* **ASSIGNED TASK**
If a line in the entries below contains "Ctrl", copy it.

* **STUDY MATERIAL**

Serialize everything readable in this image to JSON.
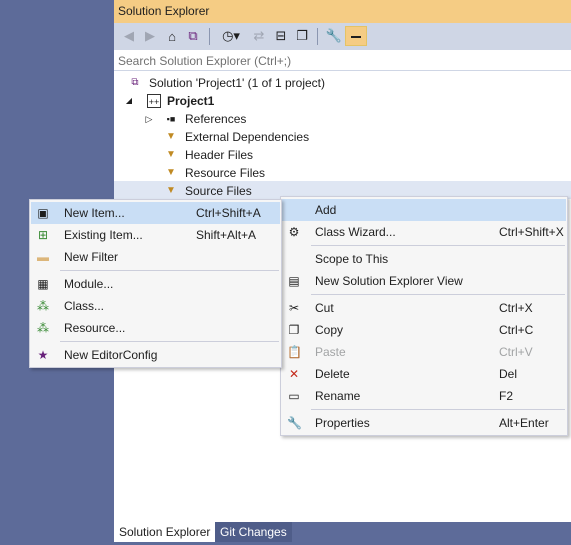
{
  "panel": {
    "title": "Solution Explorer",
    "search_placeholder": "Search Solution Explorer (Ctrl+;)"
  },
  "toolbar": {
    "icons": [
      "back-icon",
      "forward-icon",
      "home-icon",
      "switch-views-icon",
      "pending-changes-icon",
      "sync-icon",
      "collapse-all-icon",
      "show-all-files-icon",
      "properties-wrench-icon",
      "preview-selected-icon"
    ]
  },
  "tree": {
    "solution": "Solution 'Project1' (1 of 1 project)",
    "project": "Project1",
    "items": [
      "References",
      "External Dependencies",
      "Header Files",
      "Resource Files",
      "Source Files"
    ]
  },
  "tabs": {
    "solution_explorer": "Solution Explorer",
    "git_changes": "Git Changes"
  },
  "context_menu": {
    "add": "Add",
    "class_wizard": "Class Wizard...",
    "class_wizard_sc": "Ctrl+Shift+X",
    "scope": "Scope to This",
    "new_view": "New Solution Explorer View",
    "cut": "Cut",
    "cut_sc": "Ctrl+X",
    "copy": "Copy",
    "copy_sc": "Ctrl+C",
    "paste": "Paste",
    "paste_sc": "Ctrl+V",
    "delete": "Delete",
    "delete_sc": "Del",
    "rename": "Rename",
    "rename_sc": "F2",
    "properties": "Properties",
    "properties_sc": "Alt+Enter"
  },
  "submenu": {
    "new_item": "New Item...",
    "new_item_sc": "Ctrl+Shift+A",
    "existing_item": "Existing Item...",
    "existing_item_sc": "Shift+Alt+A",
    "new_filter": "New Filter",
    "module": "Module...",
    "class": "Class...",
    "resource": "Resource...",
    "editorconfig": "New EditorConfig"
  },
  "colors": {
    "title_bar": "#f5cc84",
    "toolbar": "#cfd6e5",
    "background": "#5d6b99",
    "highlight": "#c9def5",
    "selected_row": "#dfe6f3"
  }
}
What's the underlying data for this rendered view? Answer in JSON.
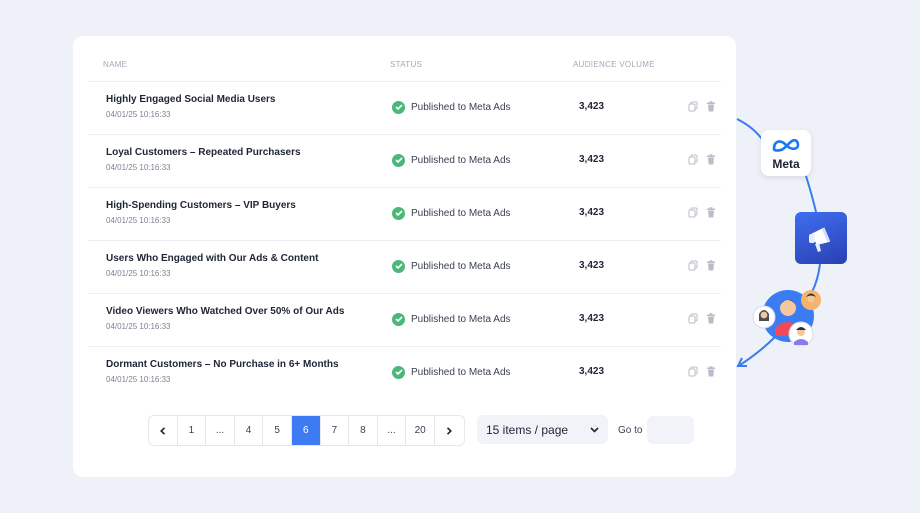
{
  "table": {
    "headers": {
      "name": "NAME",
      "status": "STATUS",
      "audience": "AUDIENCE VOLUME"
    },
    "rows": [
      {
        "name": "Highly Engaged Social Media Users",
        "date": "04/01/25 10:16:33",
        "status": "Published to Meta Ads",
        "volume": "3,423"
      },
      {
        "name": "Loyal Customers – Repeated Purchasers",
        "date": "04/01/25 10:16:33",
        "status": "Published to Meta Ads",
        "volume": "3,423"
      },
      {
        "name": "High-Spending Customers – VIP Buyers",
        "date": "04/01/25 10:16:33",
        "status": "Published to Meta Ads",
        "volume": "3,423"
      },
      {
        "name": "Users Who Engaged with Our Ads & Content",
        "date": "04/01/25 10:16:33",
        "status": "Published to Meta Ads",
        "volume": "3,423"
      },
      {
        "name": "Video Viewers Who Watched Over 50% of Our Ads",
        "date": "04/01/25 10:16:33",
        "status": "Published to Meta Ads",
        "volume": "3,423"
      },
      {
        "name": "Dormant Customers – No Purchase in 6+ Months",
        "date": "04/01/25 10:16:33",
        "status": "Published to Meta Ads",
        "volume": "3,423"
      }
    ],
    "row_icons": [
      "copy-icon",
      "trash-icon"
    ]
  },
  "pagination": {
    "prev": "‹",
    "pages": [
      "1",
      "...",
      "4",
      "5",
      "6",
      "7",
      "8",
      "...",
      "20"
    ],
    "active_page": "6",
    "next": "›",
    "per_page": "15 items / page",
    "goto_label": "Go to",
    "goto_value": ""
  },
  "integration": {
    "meta_label": "Meta",
    "icons": [
      "meta-logo-icon",
      "megaphone-icon",
      "audience-group-icon"
    ]
  },
  "colors": {
    "background": "#eff1f8",
    "accent": "#3d7bf3",
    "success": "#4cb877",
    "connector": "#3a7bf0"
  }
}
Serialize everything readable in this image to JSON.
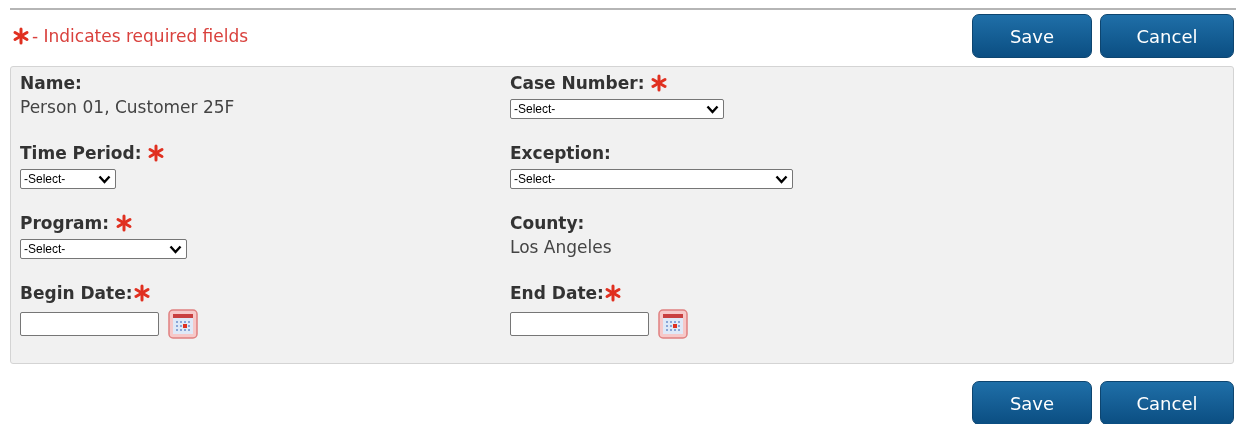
{
  "legend": {
    "text": "- Indicates required fields"
  },
  "top_buttons": [
    "Save",
    "Cancel"
  ],
  "fields": [
    {
      "label": "Name:",
      "required": false,
      "kind": "text",
      "value": "Person 01, Customer 25F"
    },
    {
      "label": "Case Number:",
      "required": true,
      "kind": "select",
      "value": "-Select-"
    },
    {
      "label": "Time Period:",
      "required": true,
      "kind": "select",
      "value": "-Select-"
    },
    {
      "label": "Exception:",
      "required": false,
      "kind": "select",
      "value": "-Select-"
    },
    {
      "label": "Program:",
      "required": true,
      "kind": "select",
      "value": "-Select-"
    },
    {
      "label": "County:",
      "required": false,
      "kind": "text",
      "value": "Los Angeles"
    },
    {
      "label": "Begin Date:",
      "required": true,
      "kind": "date"
    },
    {
      "label": "End Date:",
      "required": true,
      "kind": "date"
    }
  ],
  "bottom_buttons": [
    "Save",
    "Cancel"
  ]
}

* **OUTPUT**
    "search_placeholder": "Search Solution Explorer (Ctrl+;)"
    "class_wizard_sc": "Ctrl+Shift+X",
    "cut_sc": "Ctrl+X",
    "copy_sc": "Ctrl+C",
    "paste_sc": "Ctrl+V",
    "new_item_sc": "Ctrl+Shift+A",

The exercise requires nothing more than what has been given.